Courtesy of the latest Tillage Edge podcast, Teagasc’s head of crops knowledge transfer department, Michael Hennessy, assesses the possible impact of fast-increasing fertiliser prices on crop-production costs.

He said:

“It’s great to see grain prices climb to heights not seen in a long time; however, fuel prices, especially those for gas, have rocketed.

“Closing or scaling back fertiliser plants is now common across Europe, and physical supply issues continue to be a factor.

“Farmers are watching this closely and will be considering what crops to grow in 2022. The profitability of high nitrogen-requiring crops may come into question.

“However, the right planning decisions made at this time of the year may be the best chance to arrive at the most profitable outcome during the year ahead.”

Hennessy was joined on the podcast by Teagasc crops’ specialist, Shay Phelan who commented that a range of issues – not just gas prices and supply – are currently impacting on fertiliser prices.

Fertiliser prices – range of issues

“Potash is a big requirement within our farming systems.

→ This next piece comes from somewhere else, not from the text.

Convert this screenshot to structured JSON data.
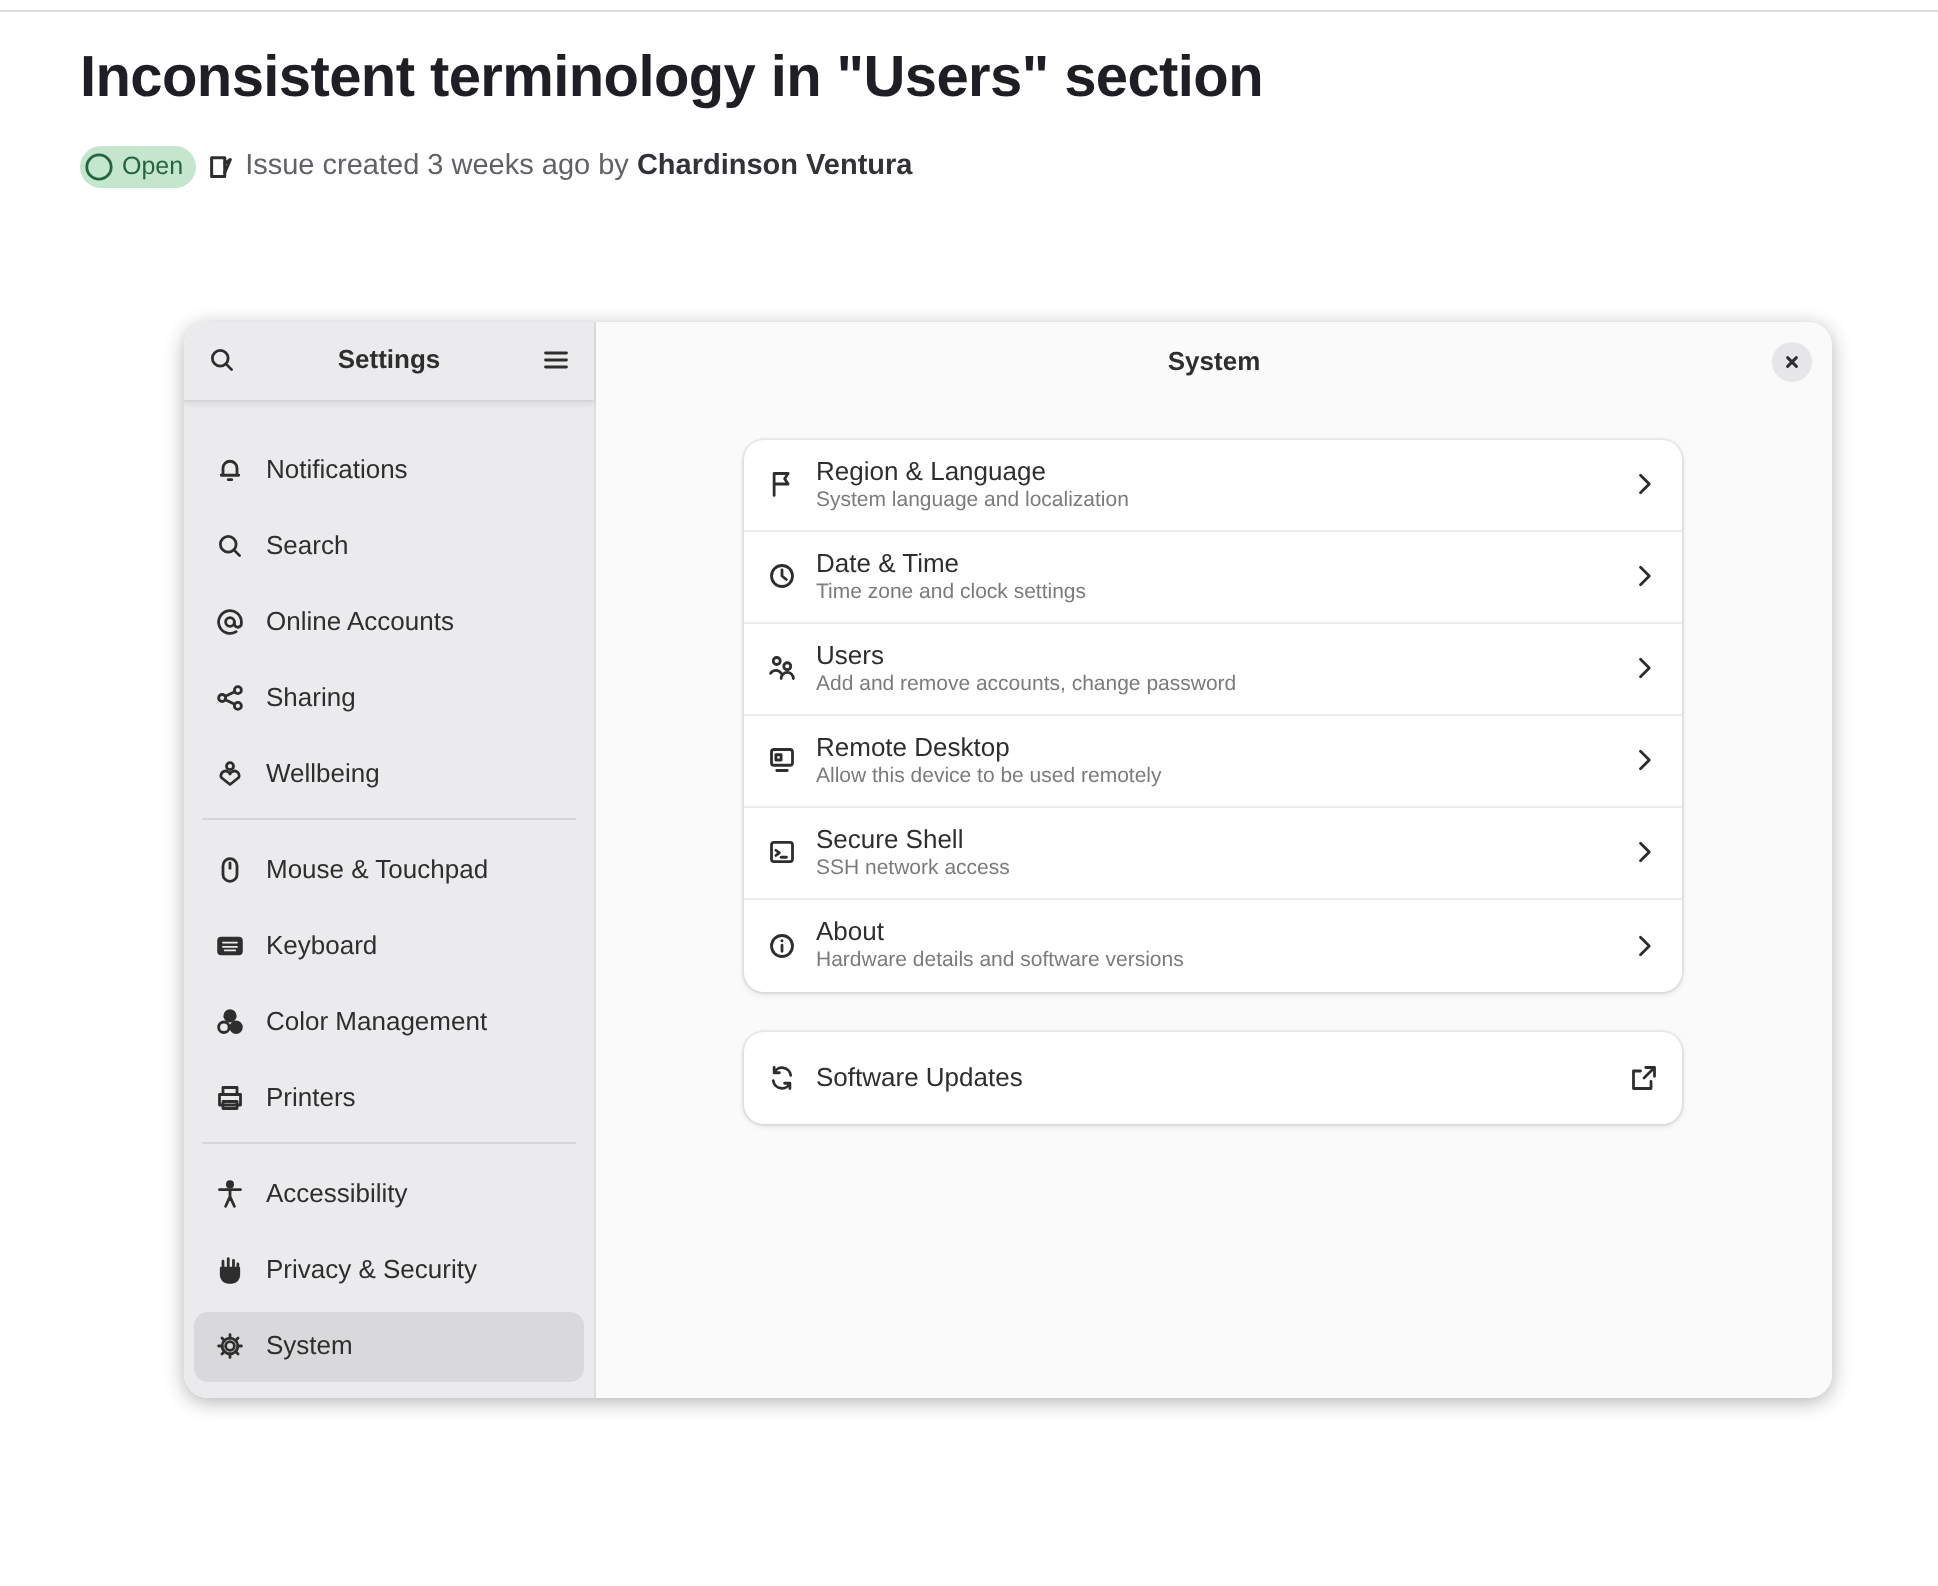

However, the EU currently has an embargo in place against Belarus, one of the world’s largest exporters of potash,” he said.

“There are also a range of fertiliser-related issues relating to China.”

Phelan added:

“But the big fear we have at the moment is that of talking ourselves into a crisis. This is a global issue, not just an Irish issue.

“There is a lot of speculation out there at the moment. But one thing that does concern me is the fact that a lot of factories that should be making fertiliser right now are not doing so.

“But there is very little that we, here in Ireland, can do about any of these issues. So we will just have to wait and see how it all plays out in the spring of next year.”

The question was then asked: should farmers be considering a phosphorous (P) and potassium (K) holiday at this stage?

“The first thing that farmers should do is get an up-to-date soil test,” said Phelan.

“This may sound very basic. But unless farmers know the exact P, K and pH levels of their soils right now, it could be a false economy taking a phosphate and potash holiday.”

He added:

“Given the yields that we have had in 2021, there will have been a lot of P and K removed from soils over recent months.

“Straw chopping will return some P and K to soils. And in these cases there may be some scope to reduce phosphate and potash applications to crops in 2022.

“But it’s a bit general to say that farmers can take a P and K holiday for next year. Fertiliser requirements will always be field and crop specific.”

He concluded:

“So it’s not just the prices of fertiliser that farmers muist take account of: there is a range of other factors to be considered.”